▶ _ASSIGNMENT_:
Below are some records; write them all out again exactly.

(Beginning of TASK MATERIAL)

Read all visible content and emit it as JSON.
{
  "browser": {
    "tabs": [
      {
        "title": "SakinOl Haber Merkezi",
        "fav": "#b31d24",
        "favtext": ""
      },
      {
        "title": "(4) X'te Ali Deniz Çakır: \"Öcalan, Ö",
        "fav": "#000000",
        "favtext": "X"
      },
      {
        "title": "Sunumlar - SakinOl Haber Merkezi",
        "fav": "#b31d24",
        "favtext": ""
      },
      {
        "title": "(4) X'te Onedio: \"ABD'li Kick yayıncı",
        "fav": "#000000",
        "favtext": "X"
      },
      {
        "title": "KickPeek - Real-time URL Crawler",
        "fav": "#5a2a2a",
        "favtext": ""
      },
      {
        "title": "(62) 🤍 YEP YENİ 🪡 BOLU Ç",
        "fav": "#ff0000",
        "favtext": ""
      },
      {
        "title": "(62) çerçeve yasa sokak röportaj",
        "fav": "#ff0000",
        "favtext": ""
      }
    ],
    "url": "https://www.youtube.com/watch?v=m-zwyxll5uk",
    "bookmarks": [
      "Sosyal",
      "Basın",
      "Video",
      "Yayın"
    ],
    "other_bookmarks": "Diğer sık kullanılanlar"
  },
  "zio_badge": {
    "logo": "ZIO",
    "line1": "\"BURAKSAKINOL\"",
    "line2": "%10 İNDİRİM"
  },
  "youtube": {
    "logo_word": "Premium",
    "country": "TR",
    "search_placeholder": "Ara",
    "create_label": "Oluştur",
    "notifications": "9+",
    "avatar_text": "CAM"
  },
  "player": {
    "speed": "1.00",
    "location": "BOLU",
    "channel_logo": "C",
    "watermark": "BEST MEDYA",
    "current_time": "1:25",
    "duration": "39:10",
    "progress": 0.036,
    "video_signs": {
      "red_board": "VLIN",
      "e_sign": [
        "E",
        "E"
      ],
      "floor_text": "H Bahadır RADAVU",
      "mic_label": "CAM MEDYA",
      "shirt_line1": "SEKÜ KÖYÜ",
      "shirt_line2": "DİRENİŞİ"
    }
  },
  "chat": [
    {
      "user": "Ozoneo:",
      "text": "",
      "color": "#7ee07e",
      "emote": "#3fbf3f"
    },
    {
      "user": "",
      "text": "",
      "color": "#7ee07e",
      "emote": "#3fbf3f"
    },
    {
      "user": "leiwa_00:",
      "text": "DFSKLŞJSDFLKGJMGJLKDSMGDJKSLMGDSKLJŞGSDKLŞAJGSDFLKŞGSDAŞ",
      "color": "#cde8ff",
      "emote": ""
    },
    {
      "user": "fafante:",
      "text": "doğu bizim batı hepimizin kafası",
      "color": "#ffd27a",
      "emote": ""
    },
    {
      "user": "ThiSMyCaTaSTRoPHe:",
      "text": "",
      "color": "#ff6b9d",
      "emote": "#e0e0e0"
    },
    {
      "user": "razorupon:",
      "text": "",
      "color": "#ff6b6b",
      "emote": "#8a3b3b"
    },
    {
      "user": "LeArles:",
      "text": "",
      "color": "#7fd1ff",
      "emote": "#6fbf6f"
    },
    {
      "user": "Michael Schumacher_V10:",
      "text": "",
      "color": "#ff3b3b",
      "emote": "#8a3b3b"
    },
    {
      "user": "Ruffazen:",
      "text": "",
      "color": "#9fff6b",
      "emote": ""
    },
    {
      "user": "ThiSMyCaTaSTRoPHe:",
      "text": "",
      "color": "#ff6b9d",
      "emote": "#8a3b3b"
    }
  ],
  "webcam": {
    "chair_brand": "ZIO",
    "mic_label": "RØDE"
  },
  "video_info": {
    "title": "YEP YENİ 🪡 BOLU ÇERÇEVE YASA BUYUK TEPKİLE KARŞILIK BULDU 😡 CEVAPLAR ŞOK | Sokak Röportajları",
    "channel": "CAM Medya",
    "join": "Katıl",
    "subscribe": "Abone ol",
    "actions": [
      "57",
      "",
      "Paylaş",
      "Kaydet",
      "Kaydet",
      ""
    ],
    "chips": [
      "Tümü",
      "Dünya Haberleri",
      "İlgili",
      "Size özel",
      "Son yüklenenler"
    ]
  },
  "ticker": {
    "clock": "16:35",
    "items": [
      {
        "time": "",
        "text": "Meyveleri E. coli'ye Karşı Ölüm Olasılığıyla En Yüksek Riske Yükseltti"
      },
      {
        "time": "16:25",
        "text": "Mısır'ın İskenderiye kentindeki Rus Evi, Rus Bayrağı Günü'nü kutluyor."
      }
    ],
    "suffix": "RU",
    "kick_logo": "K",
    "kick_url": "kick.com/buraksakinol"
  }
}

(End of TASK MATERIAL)

▶ _SOLVED EXERCISE_:
Read all visible content and emit it as JSON.
{
  "browser": {
    "tabs": [
      {
        "title": "SakinOl Haber Merkezi",
        "fav": "#b31d24",
        "favtext": ""
      },
      {
        "title": "(4) X'te Ali Deniz Çakır: \"Öcalan, Ö",
        "fav": "#000000",
        "favtext": "X"
      },
      {
        "title": "Sunumlar - SakinOl Haber Merkezi",
        "fav": "#b31d24",
        "favtext": ""
      },
      {
        "title": "(4) X'te Onedio: \"ABD'li Kick yayıncı",
        "fav": "#000000",
        "favtext": "X"
      },
      {
        "title": "KickPeek - Real-time URL Crawler",
        "fav": "#5a2a2a",
        "favtext": ""
      },
      {
        "title": "(62) 🤍 YEP YENİ 🪡 BOLU Ç",
        "fav": "#ff0000",
        "favtext": ""
      },
      {
        "title": "(62) çerçeve yasa sokak röportaj",
        "fav": "#ff0000",
        "favtext": ""
      }
    ],
    "url": "https://www.youtube.com/watch?v=m-zwyxll5uk",
    "bookmarks": [
      "Sosyal",
      "Basın",
      "Video",
      "Yayın"
    ],
    "other_bookmarks": "Diğer sık kullanılanlar"
  },
  "zio_badge": {
    "logo": "ZIO",
    "line1": "\"BURAKSAKINOL\"",
    "line2": "%10 İNDİRİM"
  },
  "youtube": {
    "logo_word": "Premium",
    "country": "TR",
    "search_placeholder": "Ara",
    "create_label": "Oluştur",
    "notifications": "9+",
    "avatar_text": "CAM"
  },
  "player": {
    "speed": "1.00",
    "location": "BOLU",
    "channel_logo": "C",
    "watermark": "BEST MEDYA",
    "current_time": "1:25",
    "duration": "39:10",
    "progress": 0.036,
    "video_signs": {
      "red_board": "VLIN",
      "e_sign": [
        "E",
        "E"
      ],
      "floor_text": "H Bahadır RADAVU",
      "mic_label": "CAM MEDYA",
      "shirt_line1": "SEKÜ KÖYÜ",
      "shirt_line2": "DİRENİŞİ"
    }
  },
  "chat": [
    {
      "user": "Ozoneo:",
      "text": "",
      "color": "#7ee07e",
      "emote": "#3fbf3f"
    },
    {
      "user": "",
      "text": "",
      "color": "#7ee07e",
      "emote": "#3fbf3f"
    },
    {
      "user": "leiwa_00:",
      "text": "DFSKLŞJSDFLKGJMGJLKDSMGDJKSLMGDSKLJŞGSDKLŞAJGSDFLKŞGSDAŞ",
      "color": "#cde8ff",
      "emote": ""
    },
    {
      "user": "fafante:",
      "text": "doğu bizim batı hepimizin kafası",
      "color": "#ffd27a",
      "emote": ""
    },
    {
      "user": "ThiSMyCaTaSTRoPHe:",
      "text": "",
      "color": "#ff6b9d",
      "emote": "#e0e0e0"
    },
    {
      "user": "razorupon:",
      "text": "",
      "color": "#ff6b6b",
      "emote": "#8a3b3b"
    },
    {
      "user": "LeArles:",
      "text": "",
      "color": "#7fd1ff",
      "emote": "#6fbf6f"
    },
    {
      "user": "Michael Schumacher_V10:",
      "text": "",
      "color": "#ff3b3b",
      "emote": "#8a3b3b"
    },
    {
      "user": "Ruffazen:",
      "text": "",
      "color": "#9fff6b",
      "emote": ""
    },
    {
      "user": "ThiSMyCaTaSTRoPHe:",
      "text": "",
      "color": "#ff6b9d",
      "emote": "#8a3b3b"
    }
  ],
  "webcam": {
    "chair_brand": "ZIO",
    "mic_label": "RØDE"
  },
  "video_info": {
    "title": "YEP YENİ 🪡 BOLU ÇERÇEVE YASA BUYUK TEPKİLE KARŞILIK BULDU 😡 CEVAPLAR ŞOK | Sokak Röportajları",
    "channel": "CAM Medya",
    "join": "Katıl",
    "subscribe": "Abone ol",
    "actions": [
      "57",
      "",
      "Paylaş",
      "Kaydet",
      "Kaydet",
      ""
    ],
    "chips": [
      "Tümü",
      "Dünya Haberleri",
      "İlgili",
      "Size özel",
      "Son yüklenenler"
    ]
  },
  "ticker": {
    "clock": "16:35",
    "items": [
      {
        "time": "",
        "text": "Meyveleri E. coli'ye Karşı Ölüm Olasılığıyla En Yüksek Riske Yükseltti"
      },
      {
        "time": "16:25",
        "text": "Mısır'ın İskenderiye kentindeki Rus Evi, Rus Bayrağı Günü'nü kutluyor."
      }
    ],
    "suffix": "RU",
    "kick_logo": "K",
    "kick_url": "kick.com/buraksakinol"
  }
}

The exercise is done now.